A few words about the excellent Audio Zone TVC. 1st of all, I have to say that George at AZ was perfect to deal with. The day I called to order, he seemed to want to talk about audio forever (unfortunately, I was at the office and had to cut him off!). There was a slight problem with the initial unit - one of the taps seemed to have a bad connection, resulting in shorting at that setting. George sent me a replacement with no questions asked and before I returned the original unit, even though mine was custom-made with dual outputs. The 2nd unit has proved flawless. I'm not going to go on forever about TVCs: much has been written by professional reviewers. The AZ unit is a perfect implementation of the S&B trannies in an aesthetically stunning and compact package and for less money than the the Music First unit (which does boast balance connections). I am very pleased with it, along with the amps and speakers. Yes... SETs, SET-friendly speakers, and transformer-based passive linestages are really where the best sound is to be found again IMHO.
The speakers were demos and so were fully broken-in, but either the amps or the TVC or both took substantial time to open up - at least 100 hours. This was one reason I kept delaying the review - things were sounding better every week.
Main artists enjoyed over this two-month eval period: Bill Evans, Thelonius Monk, Dave Brubeck, Jesse Cook, Oscar Lopez, VAS, Pink Martini, Rush, Depeche Mode, Willie & Lobo, Patricia Barber, Stan Getz, Ibrahim Ferrer, and others.
P.S. I have no affiliation with any of the manufacturers or dealers mentioned herein.

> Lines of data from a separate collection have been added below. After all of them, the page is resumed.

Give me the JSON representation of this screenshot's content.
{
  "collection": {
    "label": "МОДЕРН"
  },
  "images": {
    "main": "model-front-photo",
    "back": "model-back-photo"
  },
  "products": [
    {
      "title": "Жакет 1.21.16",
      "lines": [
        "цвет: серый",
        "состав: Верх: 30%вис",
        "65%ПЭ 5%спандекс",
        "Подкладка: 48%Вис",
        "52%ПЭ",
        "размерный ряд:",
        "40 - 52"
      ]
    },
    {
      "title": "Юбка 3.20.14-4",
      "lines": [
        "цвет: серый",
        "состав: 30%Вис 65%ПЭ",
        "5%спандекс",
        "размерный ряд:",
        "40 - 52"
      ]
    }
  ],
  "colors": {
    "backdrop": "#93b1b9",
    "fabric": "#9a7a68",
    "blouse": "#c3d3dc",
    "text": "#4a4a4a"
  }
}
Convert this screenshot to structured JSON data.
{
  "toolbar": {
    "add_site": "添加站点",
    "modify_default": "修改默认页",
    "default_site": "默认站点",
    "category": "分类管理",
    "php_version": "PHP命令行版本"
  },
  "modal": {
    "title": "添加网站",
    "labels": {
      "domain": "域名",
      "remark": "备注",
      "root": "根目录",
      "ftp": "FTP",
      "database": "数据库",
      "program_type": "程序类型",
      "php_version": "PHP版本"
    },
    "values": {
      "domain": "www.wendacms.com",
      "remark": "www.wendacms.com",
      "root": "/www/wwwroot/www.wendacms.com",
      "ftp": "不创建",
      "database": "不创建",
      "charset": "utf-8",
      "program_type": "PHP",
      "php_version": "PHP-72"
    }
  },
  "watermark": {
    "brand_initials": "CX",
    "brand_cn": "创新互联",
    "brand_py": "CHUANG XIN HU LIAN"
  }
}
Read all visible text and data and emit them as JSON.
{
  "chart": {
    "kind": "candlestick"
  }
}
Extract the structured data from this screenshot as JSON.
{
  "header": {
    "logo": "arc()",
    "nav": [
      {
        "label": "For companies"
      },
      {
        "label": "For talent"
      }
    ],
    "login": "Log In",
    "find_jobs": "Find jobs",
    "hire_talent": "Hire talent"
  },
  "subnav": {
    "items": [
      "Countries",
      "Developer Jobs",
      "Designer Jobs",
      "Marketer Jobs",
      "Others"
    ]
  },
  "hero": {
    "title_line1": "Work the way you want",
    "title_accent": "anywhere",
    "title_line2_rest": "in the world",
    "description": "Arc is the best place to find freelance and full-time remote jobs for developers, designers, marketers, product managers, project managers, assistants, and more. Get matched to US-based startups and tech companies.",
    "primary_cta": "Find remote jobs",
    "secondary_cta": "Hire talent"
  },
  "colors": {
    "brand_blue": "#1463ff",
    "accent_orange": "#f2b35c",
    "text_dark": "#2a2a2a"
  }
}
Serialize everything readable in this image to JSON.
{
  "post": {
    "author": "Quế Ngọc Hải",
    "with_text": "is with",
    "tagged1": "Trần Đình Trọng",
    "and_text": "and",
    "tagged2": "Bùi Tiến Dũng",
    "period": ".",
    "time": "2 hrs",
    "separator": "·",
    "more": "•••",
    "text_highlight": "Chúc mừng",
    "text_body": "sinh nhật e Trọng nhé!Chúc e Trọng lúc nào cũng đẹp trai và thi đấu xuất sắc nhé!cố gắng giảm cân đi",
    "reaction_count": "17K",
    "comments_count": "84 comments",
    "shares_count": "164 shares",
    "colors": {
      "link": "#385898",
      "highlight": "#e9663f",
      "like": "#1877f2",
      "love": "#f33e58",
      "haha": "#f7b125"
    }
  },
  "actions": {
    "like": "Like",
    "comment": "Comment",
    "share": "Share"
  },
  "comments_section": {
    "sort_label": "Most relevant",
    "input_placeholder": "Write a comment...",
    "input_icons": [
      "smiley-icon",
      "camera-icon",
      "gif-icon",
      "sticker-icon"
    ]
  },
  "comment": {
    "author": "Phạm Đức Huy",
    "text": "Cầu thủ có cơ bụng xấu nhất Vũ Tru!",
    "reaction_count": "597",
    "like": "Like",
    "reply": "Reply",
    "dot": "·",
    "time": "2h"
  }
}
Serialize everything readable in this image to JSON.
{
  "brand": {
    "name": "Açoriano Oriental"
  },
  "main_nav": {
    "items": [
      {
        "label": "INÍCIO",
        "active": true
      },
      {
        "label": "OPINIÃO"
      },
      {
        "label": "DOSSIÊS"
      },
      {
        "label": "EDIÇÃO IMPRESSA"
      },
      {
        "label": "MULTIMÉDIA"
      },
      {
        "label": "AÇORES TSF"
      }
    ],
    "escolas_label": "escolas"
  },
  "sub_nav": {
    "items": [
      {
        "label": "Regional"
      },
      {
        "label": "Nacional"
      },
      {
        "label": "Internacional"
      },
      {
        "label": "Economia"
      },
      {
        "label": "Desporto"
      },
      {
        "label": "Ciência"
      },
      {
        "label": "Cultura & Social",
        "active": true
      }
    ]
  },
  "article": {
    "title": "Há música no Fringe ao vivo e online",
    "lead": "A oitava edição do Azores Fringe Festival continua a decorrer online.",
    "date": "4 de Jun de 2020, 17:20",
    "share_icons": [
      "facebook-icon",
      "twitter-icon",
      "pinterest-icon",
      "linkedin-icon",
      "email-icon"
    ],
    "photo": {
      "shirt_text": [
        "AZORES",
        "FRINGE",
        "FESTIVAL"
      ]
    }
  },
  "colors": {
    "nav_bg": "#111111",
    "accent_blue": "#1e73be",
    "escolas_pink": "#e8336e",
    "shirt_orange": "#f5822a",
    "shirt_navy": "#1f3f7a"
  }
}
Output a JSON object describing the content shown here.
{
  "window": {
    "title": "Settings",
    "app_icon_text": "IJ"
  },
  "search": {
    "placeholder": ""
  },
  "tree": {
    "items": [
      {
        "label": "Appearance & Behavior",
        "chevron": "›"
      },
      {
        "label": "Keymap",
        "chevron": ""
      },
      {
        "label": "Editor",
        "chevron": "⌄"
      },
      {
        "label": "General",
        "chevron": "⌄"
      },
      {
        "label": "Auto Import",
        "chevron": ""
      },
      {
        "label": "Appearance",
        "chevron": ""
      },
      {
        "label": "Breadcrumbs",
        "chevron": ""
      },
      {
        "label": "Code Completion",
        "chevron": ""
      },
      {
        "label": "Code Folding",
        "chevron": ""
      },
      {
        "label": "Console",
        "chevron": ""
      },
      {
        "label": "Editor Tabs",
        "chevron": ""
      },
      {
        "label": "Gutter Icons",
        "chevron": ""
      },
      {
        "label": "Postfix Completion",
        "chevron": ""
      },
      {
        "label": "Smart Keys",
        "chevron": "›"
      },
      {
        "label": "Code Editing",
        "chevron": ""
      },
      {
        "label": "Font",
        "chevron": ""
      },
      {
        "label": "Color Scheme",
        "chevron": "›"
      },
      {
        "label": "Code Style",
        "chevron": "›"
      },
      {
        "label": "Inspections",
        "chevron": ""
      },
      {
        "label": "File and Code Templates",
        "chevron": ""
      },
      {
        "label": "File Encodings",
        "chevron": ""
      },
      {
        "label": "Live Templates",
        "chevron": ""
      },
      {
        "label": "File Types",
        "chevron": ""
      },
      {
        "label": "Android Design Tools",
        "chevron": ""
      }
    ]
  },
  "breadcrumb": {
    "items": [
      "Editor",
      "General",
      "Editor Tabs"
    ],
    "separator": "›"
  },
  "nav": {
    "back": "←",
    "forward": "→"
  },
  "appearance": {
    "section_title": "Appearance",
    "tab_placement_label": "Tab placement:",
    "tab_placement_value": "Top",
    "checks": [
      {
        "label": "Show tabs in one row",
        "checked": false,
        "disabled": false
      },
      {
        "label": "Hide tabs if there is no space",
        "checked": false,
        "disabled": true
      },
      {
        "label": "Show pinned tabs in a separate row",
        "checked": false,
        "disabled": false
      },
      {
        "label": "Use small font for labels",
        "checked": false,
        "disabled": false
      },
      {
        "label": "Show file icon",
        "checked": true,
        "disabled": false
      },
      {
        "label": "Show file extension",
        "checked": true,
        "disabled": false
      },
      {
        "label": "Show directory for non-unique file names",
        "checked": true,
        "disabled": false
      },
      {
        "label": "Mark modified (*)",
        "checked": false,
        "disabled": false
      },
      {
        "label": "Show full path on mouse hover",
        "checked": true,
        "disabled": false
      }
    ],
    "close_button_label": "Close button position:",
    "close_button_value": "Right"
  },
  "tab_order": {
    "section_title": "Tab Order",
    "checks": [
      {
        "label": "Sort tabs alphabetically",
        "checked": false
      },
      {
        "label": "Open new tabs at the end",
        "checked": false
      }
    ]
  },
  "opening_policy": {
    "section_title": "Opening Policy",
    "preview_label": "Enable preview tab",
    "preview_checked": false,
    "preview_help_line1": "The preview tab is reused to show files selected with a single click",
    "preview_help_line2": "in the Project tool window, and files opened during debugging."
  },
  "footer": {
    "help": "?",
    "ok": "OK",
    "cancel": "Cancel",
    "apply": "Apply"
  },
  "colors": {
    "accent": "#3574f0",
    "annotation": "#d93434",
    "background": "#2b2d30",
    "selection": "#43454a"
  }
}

P.P.S ICs are WireWorld Polaris and all speaker cable - I bi-wire the 938s - is the amazingly good Anti-cables cable. Don't spend more than what this stuff costs for speaker cable.